On the next few Fridays (and perhaps beyond), Breast Cancer Fund Science Advisor Janet Gray, Ph.D., of Vassar College, will lend her scientific expertise in environmental health to answering burning questions around the link between breast cancer and environmental exposures.
Question from Norma, Texas:
All I read about not using personal care products or cleaning products with toxic chemicals seems overwhelming. It makes me want to throw my hands up in the air! Where would you suggest I start?
This information can seem overwhelming because chemicals are so pervasive in our surroundings, but by making changes where you can – and being aware of what you’re putting in and on your body – you can reduce your risk and the risk for future generations.

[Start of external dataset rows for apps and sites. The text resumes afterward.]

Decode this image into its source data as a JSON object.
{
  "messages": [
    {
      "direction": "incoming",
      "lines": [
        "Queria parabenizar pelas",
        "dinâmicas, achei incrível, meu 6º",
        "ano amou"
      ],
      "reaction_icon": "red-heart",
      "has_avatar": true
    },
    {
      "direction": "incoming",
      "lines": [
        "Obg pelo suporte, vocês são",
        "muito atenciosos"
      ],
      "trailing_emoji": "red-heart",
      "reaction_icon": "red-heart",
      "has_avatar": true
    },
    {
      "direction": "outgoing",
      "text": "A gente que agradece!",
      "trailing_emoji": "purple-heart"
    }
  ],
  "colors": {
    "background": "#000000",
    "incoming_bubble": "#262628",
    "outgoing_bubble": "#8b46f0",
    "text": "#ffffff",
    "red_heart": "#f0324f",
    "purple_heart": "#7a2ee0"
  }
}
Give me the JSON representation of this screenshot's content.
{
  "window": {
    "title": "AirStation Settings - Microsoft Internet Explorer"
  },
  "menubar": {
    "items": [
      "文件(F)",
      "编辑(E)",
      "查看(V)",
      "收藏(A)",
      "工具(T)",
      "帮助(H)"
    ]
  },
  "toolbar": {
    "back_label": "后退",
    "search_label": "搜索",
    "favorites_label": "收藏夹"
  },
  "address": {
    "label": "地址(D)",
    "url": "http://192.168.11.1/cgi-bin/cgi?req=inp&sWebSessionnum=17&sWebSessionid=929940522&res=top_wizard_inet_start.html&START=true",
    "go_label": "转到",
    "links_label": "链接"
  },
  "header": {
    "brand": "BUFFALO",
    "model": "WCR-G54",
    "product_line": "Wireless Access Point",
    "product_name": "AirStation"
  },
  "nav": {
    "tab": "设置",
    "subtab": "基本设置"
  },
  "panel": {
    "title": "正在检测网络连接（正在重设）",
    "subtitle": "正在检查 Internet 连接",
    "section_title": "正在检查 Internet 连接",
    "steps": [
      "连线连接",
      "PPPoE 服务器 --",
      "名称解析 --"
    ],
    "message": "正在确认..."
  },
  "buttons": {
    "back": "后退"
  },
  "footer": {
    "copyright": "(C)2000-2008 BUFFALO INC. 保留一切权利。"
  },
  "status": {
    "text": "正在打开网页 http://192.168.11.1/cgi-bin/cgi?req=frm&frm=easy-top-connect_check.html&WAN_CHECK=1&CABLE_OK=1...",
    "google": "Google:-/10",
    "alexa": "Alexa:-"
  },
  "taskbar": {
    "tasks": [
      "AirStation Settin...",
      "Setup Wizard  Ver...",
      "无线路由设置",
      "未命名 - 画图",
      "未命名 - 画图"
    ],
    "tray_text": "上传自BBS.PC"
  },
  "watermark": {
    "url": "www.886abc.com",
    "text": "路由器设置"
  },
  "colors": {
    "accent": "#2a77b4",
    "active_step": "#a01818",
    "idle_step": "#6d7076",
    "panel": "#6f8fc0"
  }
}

To introduce and raise awareness around the environmental causes of breast cancer, the Breast Cancer Fund and LUNA launched the Pure Prevention campaign, which provides easy, everyday tips to help individuals reduce their exposure to chemicals linked to the disease. The tips for prevention focus on reducing exposure to common risks found in our homes (plastics, household cleaners and insecticides), on our foods (pesticides and hormones), and in our personal care products. It also provides recommendations for how to choose – or create – safer alternatives, as well as how to learn more and take action through the Breast Cancer Fund to eliminate these environmental causes through smart public policies and regulations.
In collaboration with faculty, students and technical professionals at Vassar College, we’ve also created the Environmental Risks and Breast Cancer project, a multimedia Web site to encourage people to learn more about common exposures found both inside and outside the home and make informed choices to reduce your risk.
The Breast Cancer Fund works to aggregate the in-depth science linking environmental exposures and breast cancer and to mobilize the public in support of policy initiatives, corporate accountability campaigns and other innovative programs that promote breast cancer prevention. To learn more about the science, look to the Breast Cancer Fund’s State of the Evidence: The Connection Between Breast Cancer and the Environment, a comprehensive report of the scientific evidence on chemicals and radiation linked to breast cancer. The scientific evidence provides the basis to move toward research and public policy changes necessary to stop breast cancer before it starts.
And, don’t forget to check out my 20 Tips for Breast Cancer Prevention on The Daily Green!
Have questions about breast cancer and environmental exposures? Ask Janet! email@example.com.